I don't know much else, but will try to write real letters soon once I figure out the posta.

Sunday, September 26, 2010


For all who are wondering I made it to the TZ (after 30hrs of travelling from Philly to NYC over MA and Boston, England, Paris, Zurich, the alps, Egypt (yes I was thinking of you Kristy), a stop in Kenya and in Dar). We got in at night so my first impression was that it was dark. There were a few weddings and send off parties when I arrived. I'm staying in a christian center that is like a hostel. I have my own room and shower!
It seems like all I do here is eat and sit. I've eaten fried bananas, bread, muffin, champati (like injera), chiken, beef (yes JulieAnne beef, but I passed on the chicken liver--only because I knew it was an organ), fish, sweet potatoes, veggies, and chai. I get a soda today.
We've been doing trainings and meetings, learning Kiswahili and getting laughed at when I try but it's cool.

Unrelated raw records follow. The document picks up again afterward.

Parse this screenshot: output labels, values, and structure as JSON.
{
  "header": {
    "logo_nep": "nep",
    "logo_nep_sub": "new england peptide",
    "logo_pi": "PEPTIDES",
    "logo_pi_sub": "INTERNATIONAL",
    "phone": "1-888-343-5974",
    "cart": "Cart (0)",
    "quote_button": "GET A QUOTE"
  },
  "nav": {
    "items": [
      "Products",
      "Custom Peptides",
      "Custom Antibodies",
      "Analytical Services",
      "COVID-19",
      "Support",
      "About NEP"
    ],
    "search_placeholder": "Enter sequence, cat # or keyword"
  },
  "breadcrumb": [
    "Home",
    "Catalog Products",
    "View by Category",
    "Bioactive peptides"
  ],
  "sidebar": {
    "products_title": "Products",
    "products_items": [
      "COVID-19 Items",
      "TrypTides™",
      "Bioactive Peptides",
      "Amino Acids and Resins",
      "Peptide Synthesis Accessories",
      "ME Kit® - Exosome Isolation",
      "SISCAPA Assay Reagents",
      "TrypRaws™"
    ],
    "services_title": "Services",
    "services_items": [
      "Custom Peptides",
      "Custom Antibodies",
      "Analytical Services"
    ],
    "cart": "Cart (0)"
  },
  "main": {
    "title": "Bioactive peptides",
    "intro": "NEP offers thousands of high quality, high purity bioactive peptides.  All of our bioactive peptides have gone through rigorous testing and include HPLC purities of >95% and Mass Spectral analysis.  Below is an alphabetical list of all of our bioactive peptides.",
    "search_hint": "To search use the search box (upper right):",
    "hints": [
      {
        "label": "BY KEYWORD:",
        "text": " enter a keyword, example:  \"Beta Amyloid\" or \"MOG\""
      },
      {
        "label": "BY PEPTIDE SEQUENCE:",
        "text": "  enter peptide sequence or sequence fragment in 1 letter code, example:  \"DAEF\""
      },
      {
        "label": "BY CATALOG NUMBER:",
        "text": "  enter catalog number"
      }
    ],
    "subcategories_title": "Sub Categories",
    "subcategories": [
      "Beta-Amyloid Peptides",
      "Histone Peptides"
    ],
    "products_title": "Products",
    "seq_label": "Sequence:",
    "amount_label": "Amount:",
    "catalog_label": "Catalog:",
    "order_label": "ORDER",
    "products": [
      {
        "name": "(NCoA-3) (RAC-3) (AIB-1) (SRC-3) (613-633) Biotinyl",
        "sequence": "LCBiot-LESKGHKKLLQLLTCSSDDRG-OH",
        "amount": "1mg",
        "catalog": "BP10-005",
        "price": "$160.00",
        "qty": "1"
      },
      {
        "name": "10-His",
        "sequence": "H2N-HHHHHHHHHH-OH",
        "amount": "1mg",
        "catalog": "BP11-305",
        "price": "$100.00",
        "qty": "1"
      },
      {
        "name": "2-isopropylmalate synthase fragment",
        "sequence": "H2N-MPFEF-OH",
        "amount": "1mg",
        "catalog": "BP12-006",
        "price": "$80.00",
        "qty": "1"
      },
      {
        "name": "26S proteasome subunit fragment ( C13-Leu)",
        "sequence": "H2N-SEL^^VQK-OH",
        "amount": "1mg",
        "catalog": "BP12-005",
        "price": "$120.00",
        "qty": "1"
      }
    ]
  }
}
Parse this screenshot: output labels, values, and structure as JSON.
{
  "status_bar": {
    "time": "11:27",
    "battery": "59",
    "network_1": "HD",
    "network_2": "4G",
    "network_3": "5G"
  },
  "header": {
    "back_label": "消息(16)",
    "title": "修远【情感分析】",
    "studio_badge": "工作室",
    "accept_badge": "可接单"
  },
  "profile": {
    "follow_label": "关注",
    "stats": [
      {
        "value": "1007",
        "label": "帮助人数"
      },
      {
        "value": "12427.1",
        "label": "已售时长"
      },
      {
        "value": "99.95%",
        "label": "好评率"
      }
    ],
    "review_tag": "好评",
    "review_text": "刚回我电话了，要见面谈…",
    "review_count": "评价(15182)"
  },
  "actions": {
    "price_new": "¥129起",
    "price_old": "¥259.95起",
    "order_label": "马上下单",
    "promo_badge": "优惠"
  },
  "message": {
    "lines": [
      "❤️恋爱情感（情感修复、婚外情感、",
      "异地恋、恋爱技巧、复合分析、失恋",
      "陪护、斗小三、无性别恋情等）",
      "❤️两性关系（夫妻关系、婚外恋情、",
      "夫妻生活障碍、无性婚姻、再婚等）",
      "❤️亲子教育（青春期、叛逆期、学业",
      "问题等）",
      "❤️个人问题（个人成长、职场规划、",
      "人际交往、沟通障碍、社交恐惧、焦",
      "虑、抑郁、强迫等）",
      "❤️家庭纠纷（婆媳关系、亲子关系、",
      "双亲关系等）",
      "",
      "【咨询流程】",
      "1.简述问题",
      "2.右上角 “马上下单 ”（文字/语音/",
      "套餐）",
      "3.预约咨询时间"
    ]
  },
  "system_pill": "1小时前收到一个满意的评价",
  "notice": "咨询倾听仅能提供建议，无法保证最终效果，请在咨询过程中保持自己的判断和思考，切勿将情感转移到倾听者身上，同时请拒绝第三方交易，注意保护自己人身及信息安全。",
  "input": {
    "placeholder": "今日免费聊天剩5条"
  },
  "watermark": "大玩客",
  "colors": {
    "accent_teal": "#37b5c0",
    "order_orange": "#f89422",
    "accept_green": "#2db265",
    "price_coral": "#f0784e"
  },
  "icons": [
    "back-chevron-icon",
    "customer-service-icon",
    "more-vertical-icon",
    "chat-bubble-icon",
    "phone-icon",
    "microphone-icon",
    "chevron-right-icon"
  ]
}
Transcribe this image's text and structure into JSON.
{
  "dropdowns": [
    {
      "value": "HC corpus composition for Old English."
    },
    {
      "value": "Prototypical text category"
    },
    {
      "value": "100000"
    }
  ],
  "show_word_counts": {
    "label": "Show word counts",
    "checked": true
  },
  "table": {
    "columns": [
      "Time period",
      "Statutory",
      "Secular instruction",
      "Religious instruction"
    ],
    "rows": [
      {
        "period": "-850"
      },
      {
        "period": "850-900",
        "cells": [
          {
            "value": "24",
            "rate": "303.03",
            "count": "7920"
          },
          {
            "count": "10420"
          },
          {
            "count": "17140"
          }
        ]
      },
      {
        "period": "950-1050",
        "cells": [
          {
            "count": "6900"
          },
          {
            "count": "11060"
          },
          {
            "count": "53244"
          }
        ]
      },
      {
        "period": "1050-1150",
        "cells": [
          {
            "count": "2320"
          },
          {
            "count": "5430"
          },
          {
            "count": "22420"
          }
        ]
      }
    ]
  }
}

The weather (to fulfill the old person conversation) is supposedly cool with humidity (~80 not sure but it feels like IN) and it rains when it's sunny like IN and maybe only on one side of the compound.

For background of the program: Pres. Kikiwete of TZ was the first (and current president) that met Pres. Obama and the first thing he said to him was can you send TZ more Peace Corps Volunteers? (Like 400 --we currently have 131 serving). also TZ was the first PC program ever (it's a controversy though with Ghana). Apparently they put the selection process for volunteers to be rigorous here and if we don't meet their qualifications we can't come. So I am honored to be here (said to be the best place they send volunteers). The people are friendly and welcoming and the staff is awesome.
I also determined that my Microbiology major is a bunch of witch craft because if you can't see it and do not suffer from the illness that you are dealing with witch craft which I thought was amusing, but see their point of view.
I'll try to post pictures later. I also had another post written with more details and such so if you want to know more I'll tell you later.

Kwa Heri